Title: Epistemology, politics and subjectivity in artists’ collection projects.

Author: M.L. Butler

Subject: Fine Art

Year of Award: 2003

Institution: University of London, Goldsmiths College


This thesis looks at the work of contemporary artist who have produced projects in which the processes, structures and artwork are integrated and politically motivated.  Their collective projects are analyzed in terms of epistemology, politics and subjectivity.  Their work is seen to provide epistemological locations and practices of embodied thinking and knowledge where new meanings are made and offered.  The artists’ work is situated as part of political liberation movements for social change, and is analyzed in relation to the production of personal and collective subjectivities, especially through imaginative figurations of possible selves.  The thesis argues that artists’ collective projects can be understood in terms of epistemology, politics and subjectivity, and makes contributions to the disciplines of epistemology, politics, art, Cultural Studies and discourses on subjectivity.
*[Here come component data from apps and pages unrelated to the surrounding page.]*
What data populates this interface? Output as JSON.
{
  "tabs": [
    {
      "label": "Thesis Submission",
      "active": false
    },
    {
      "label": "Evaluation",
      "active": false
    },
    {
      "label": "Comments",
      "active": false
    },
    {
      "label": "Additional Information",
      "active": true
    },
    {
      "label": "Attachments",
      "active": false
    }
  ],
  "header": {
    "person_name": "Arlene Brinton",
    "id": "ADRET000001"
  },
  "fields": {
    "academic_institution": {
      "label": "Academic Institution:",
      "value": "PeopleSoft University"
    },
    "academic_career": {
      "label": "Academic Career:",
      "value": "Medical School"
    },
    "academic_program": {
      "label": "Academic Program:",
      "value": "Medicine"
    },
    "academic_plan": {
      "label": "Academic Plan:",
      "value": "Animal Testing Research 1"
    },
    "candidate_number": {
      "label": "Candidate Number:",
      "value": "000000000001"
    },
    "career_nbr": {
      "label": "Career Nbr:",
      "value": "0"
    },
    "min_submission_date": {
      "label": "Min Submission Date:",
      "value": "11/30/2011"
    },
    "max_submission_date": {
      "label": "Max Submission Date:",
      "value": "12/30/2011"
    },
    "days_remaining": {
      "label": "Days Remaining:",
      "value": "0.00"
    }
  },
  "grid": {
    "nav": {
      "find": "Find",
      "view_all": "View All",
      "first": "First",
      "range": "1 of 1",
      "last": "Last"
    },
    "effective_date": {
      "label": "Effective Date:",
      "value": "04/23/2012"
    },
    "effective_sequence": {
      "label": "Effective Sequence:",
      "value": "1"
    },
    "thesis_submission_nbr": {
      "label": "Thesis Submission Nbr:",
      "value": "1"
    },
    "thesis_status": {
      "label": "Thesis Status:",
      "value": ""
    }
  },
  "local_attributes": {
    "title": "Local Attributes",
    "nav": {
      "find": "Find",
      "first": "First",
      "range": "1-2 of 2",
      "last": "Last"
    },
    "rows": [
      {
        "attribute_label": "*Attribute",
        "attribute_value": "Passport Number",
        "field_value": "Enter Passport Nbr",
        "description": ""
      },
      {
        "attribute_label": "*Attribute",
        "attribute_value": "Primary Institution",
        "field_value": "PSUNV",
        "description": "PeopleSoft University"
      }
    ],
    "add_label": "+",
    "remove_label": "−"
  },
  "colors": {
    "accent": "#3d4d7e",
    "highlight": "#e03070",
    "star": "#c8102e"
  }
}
This interdisciplinary research sits at the intersection of art, politics and philosophy.  A methodology and epistemology based in the feminist anti-racist philosophy of ‘situated knowledges’ is developed and used to provide a detailed analysis of an artists’ project called NHI - No Humans Involved which took place in San Diego, California, in 1992;  in addition, the work of two other contemporary artists’ collectives is discussed - the Vancouver-based Kiss and Tell lesbian artists’ collective, and the Noncommercial public artists’ collective.

Special attention is paid to the relations between images and texts in the artists’ work, in academic practices and in the thesis, and a new image-text methodological practice, called ‘visual epistemology’, is developed and used throughout.  This three-part method involves the use of calligrams which wed image and text;  it engages with theorists’ work with others’ images; and it enjoys a practice of thinking through and with images and texts.

C3RI © SHU May 2006